The ancient olympiads are usually written in the form Olympiad 1, Ol. 2, etc. with Arabic numerals. They may be variously abbreviated with their years, with those of Olympiad 3 being variously written as Ol. 3/1, Ol. 3/₂, Ol. 3, 3, Ol. 3. 4. in different scholarly sources. There are some 2nd century Roman inscriptions which date the Olympics from a new epoch after Hadrian's refurbishment of the Olympieion in 131 CE (Ol. 227) but this was never in general use. The convention is usually to date the ancient years from the midsummer Olympic contests, so that the first months of 1 CE were in the fourth year of Olympiad 194 and the latter months in the first year of Olympiad 195. This is often simplified to the point of using July 1 in the Julian or Gregorian calendar as the beginning of each Olympiad rather than using the various 12 and 13-month lunisolar or solar calendars of the governments controlling Olympia during each of the specific games.

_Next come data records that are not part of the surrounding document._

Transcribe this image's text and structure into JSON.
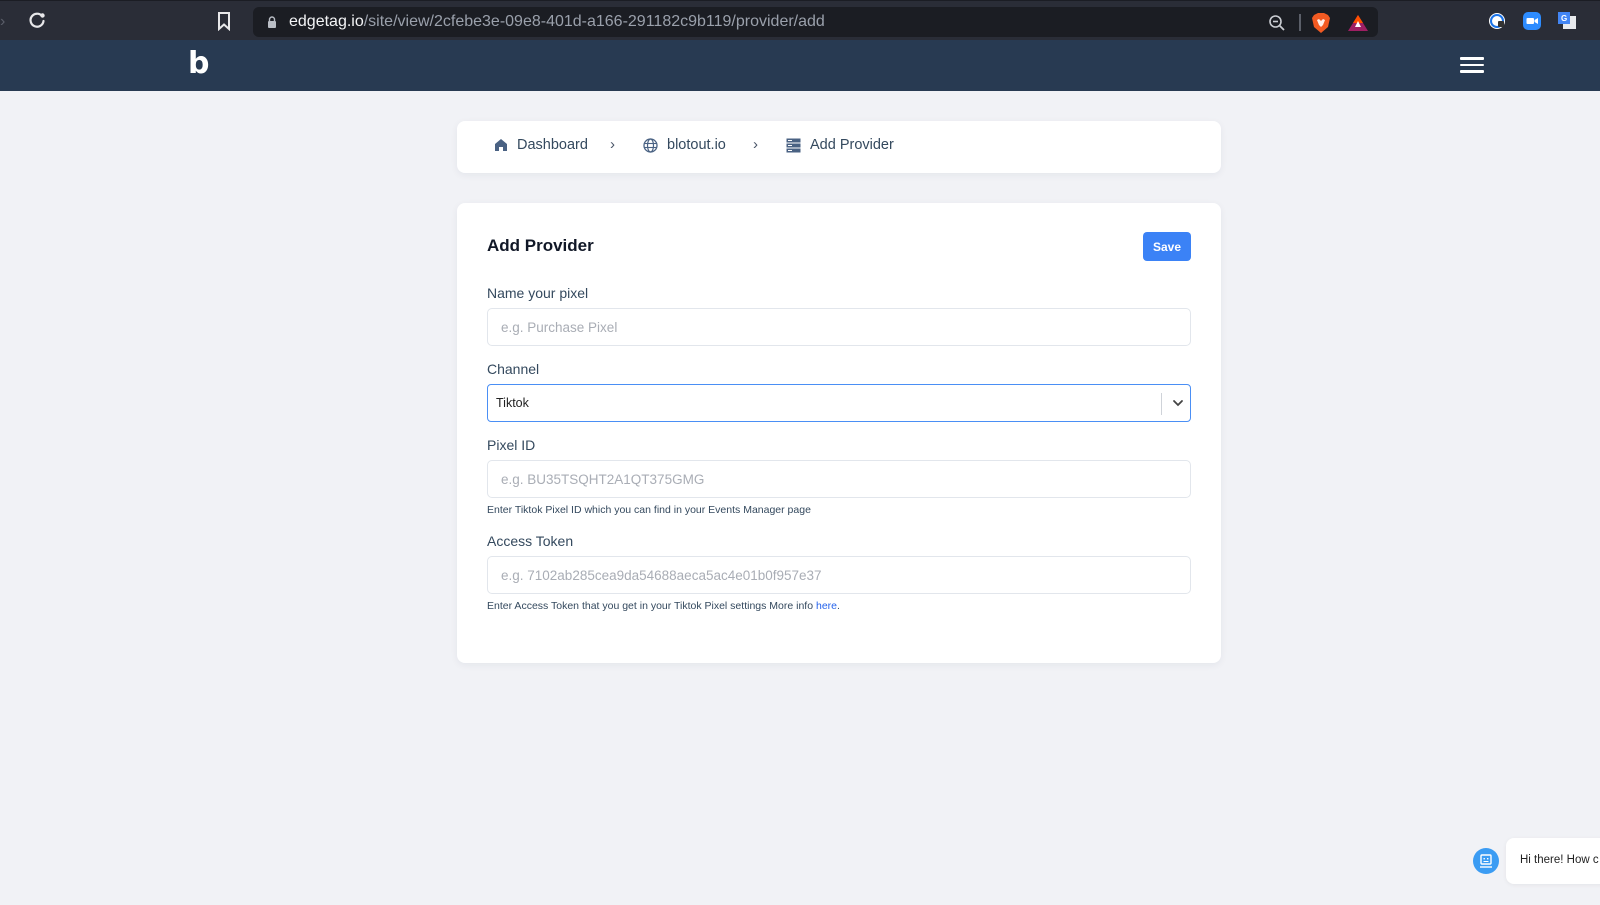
{
  "browser": {
    "url_host": "edgetag.io",
    "url_path": "/site/view/2cfebe3e-09e8-401d-a166-291182c9b119/provider/add"
  },
  "header": {
    "logo": "b"
  },
  "breadcrumb": [
    {
      "label": "Dashboard",
      "icon": "home-icon"
    },
    {
      "label": "blotout.io",
      "icon": "globe-icon"
    },
    {
      "label": "Add Provider",
      "icon": "server-icon"
    }
  ],
  "breadcrumb_separator": "›",
  "form": {
    "title": "Add Provider",
    "save_label": "Save",
    "name": {
      "label": "Name your pixel",
      "value": "",
      "placeholder": "e.g. Purchase Pixel"
    },
    "channel": {
      "label": "Channel",
      "selected": "Tiktok"
    },
    "pixel_id": {
      "label": "Pixel ID",
      "value": "",
      "placeholder": "e.g. BU35TSQHT2A1QT375GMG",
      "help": "Enter Tiktok Pixel ID which you can find in your Events Manager page"
    },
    "access_token": {
      "label": "Access Token",
      "value": "",
      "placeholder": "e.g. 7102ab285cea9da54688aeca5ac4e01b0f957e37",
      "help_prefix": "Enter Access Token that you get in your Tiktok Pixel settings More info ",
      "help_link": "here",
      "help_suffix": "."
    }
  },
  "chat": {
    "greeting": "Hi there! How c"
  },
  "colors": {
    "header_bg": "#283a52",
    "page_bg": "#f1f2f6",
    "accent": "#3b82f6",
    "text": "#34495e"
  }
}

The modern olympiads are officially written in the form the I Olympiad, the II Olympiad, etc. with Roman numerals. They are not typically abbreviated or used to number individual years. The modern olympiads are only used in reference to the Summer Olympics and not commonly used for any other purpose; even the Winter Olympics are not reckoned using olympiads but are simply counted as they occur. Modern olympiads are dated from the beginning of the Gregorian calendar year in which the Summer Olympics occur: the I Olympiad began on 1 January 1896 and ended on 31 December 1899; this system continues to run even when the games are not held (as during World War II) or delayed (as during the coronavirus epidemic).

Alternative forms

  • Ol. (abbreviation)
  • olympiad (alternative case, typically in generic uses)



Coordinate terms


Derived terms





  1. ^ olimpias, n.”, in MED Online, Ann Arbor, Mich.: University of Michigan, 2007.
  2. ^ Olympiad, n.”, in OED Online  , Oxford, Oxfordshire: Oxford University Press, June 2021; Olympiad, n.”, in Lexico,; Oxford University Press, 2019–2022.